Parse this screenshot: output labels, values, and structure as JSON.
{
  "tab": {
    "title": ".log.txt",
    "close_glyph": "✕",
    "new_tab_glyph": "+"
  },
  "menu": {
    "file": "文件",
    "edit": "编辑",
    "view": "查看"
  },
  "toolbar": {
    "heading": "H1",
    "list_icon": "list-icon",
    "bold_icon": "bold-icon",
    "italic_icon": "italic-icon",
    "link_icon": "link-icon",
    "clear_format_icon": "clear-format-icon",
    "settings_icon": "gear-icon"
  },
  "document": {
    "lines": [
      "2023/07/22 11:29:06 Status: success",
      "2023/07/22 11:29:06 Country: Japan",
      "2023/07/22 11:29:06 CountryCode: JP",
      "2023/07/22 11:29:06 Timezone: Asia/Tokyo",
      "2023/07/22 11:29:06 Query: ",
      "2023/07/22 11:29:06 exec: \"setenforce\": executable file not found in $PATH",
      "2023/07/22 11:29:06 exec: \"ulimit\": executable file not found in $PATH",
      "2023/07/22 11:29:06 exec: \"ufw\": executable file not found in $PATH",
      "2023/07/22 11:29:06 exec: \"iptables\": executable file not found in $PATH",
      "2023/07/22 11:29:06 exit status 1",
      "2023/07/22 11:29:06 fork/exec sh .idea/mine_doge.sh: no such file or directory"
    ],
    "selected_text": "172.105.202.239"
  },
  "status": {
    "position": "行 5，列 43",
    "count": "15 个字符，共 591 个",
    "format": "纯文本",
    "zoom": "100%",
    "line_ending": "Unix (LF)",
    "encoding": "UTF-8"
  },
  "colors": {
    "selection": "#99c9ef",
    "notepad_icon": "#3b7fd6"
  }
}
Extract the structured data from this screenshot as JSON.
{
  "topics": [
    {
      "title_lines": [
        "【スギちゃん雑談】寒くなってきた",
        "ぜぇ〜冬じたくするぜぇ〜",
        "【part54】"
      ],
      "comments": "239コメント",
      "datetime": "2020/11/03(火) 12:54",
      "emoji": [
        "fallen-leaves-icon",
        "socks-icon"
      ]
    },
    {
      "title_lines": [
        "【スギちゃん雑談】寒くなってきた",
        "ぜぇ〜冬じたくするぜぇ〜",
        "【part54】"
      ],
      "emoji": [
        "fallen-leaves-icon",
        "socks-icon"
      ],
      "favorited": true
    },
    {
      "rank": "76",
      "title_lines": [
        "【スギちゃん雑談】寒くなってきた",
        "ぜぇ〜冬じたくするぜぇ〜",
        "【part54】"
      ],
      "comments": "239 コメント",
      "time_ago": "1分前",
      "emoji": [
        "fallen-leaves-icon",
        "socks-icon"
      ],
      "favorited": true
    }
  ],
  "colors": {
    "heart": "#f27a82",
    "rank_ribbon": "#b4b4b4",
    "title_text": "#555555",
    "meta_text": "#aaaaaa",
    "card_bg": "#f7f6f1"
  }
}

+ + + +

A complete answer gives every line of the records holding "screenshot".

Parse this screenshot: output labels, values, and structure as JSON.
Extract the structured data from this screenshot as JSON.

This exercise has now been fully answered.